Jointly organized with the Center for Constitutional Studies and Democratic Development (CCSDD). Supported by the Associazione di cultura e di studio italo-americana Luciano Finelli Friends of the Johns Hopkins University.
This panel is part of "The Agri-food Industry in the Wake of Covid 19: Countering the Exploitation of Migrant Workers in Italy and the US"
, a series consisting of two events regarding human trafficking.
In Italy, the so-called ‘caporalato' phenomenon refers to a form of illegal intermediation and exploitation of migrant workers in the agricultural sector, constituting up to one fourth of the total agricultural workforce. In the US, it is an open secret that those harvesting America's food are mainly immigrants and decades-long residents of the country.

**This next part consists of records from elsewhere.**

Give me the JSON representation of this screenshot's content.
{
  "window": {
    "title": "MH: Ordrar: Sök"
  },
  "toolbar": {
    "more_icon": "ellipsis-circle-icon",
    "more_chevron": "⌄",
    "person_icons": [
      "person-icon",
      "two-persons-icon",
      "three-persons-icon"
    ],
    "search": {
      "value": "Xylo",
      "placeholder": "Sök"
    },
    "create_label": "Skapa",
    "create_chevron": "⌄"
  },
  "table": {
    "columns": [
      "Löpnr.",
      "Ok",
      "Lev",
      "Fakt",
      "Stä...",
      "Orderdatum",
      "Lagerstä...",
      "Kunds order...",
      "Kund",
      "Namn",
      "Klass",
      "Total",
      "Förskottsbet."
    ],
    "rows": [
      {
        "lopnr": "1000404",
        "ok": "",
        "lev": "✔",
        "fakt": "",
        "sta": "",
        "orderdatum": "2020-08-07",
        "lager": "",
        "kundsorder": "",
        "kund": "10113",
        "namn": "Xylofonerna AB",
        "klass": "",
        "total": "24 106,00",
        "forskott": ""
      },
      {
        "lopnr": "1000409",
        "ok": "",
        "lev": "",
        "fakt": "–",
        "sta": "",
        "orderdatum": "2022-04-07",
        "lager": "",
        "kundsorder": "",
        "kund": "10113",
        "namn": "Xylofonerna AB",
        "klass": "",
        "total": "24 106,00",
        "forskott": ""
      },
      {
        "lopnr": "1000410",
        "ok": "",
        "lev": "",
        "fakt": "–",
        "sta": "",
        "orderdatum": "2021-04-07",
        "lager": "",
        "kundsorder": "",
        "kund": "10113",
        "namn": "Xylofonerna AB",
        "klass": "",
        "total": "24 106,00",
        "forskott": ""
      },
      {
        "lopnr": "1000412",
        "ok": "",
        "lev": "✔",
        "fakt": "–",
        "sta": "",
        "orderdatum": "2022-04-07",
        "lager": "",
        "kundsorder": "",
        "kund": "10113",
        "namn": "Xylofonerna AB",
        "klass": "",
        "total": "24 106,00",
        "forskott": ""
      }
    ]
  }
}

The seminar series addresses this form of exploitation of migrant workers in the wake of Covid-19 by comparing policies adopted in Italy and the US. The pandemic brought the high demand for short-term, flexible labor in the agri-food industry to the attention of the general public, as supply chains risked shortages due to lockdown measures imposed by governments. The pandemic thereby exacerbated a pre-existing and long-standing problem of the agricultural and food industry, one which is at the crossroads between organized crime, corruption and trafficking of human beings.
The seminars will tackle this complex phenomenon by bringing together experts and activists, with the goal of offering SAIS students the opportunity to learn about forms of modern slavery and the strategies required to counter human exploitation at a national and international level.

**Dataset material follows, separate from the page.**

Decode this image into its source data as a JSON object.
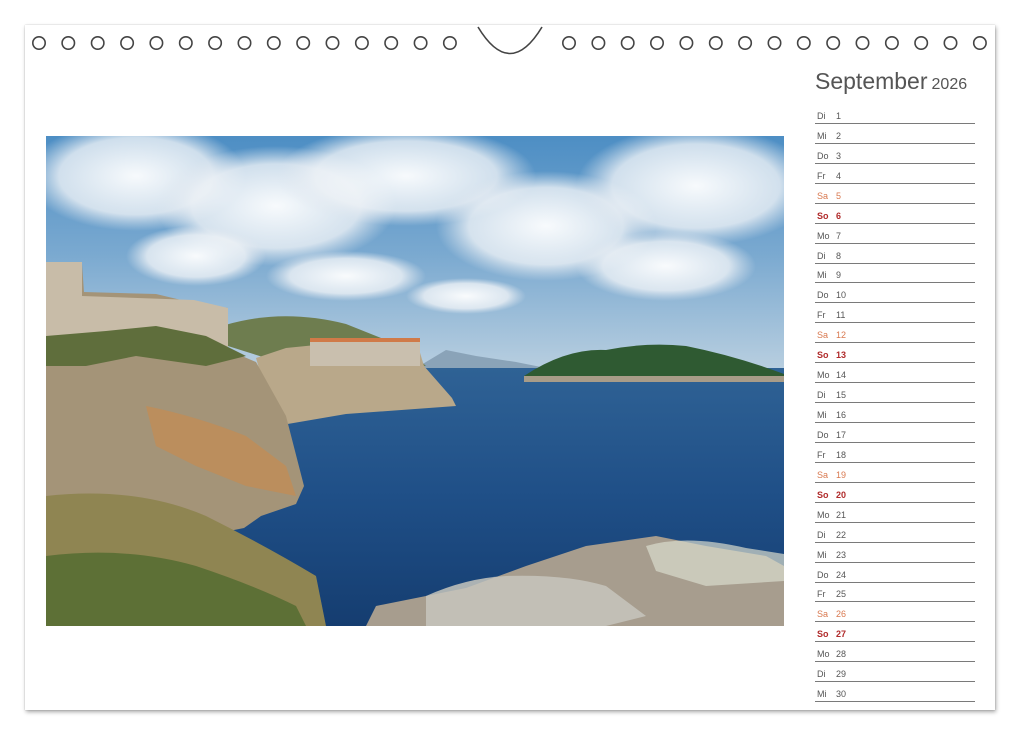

The panel will discuss the role played in Italy and the US by companies in the agri-food sector, and strategies to promote compliance with international labor standards in today's global economy. A trailer from the recently released documentary "The Invisibles," a production of Doha Debates
, will be shown to introduce the debate.
Business and Human Rights in the Agri-food industry-I.pdf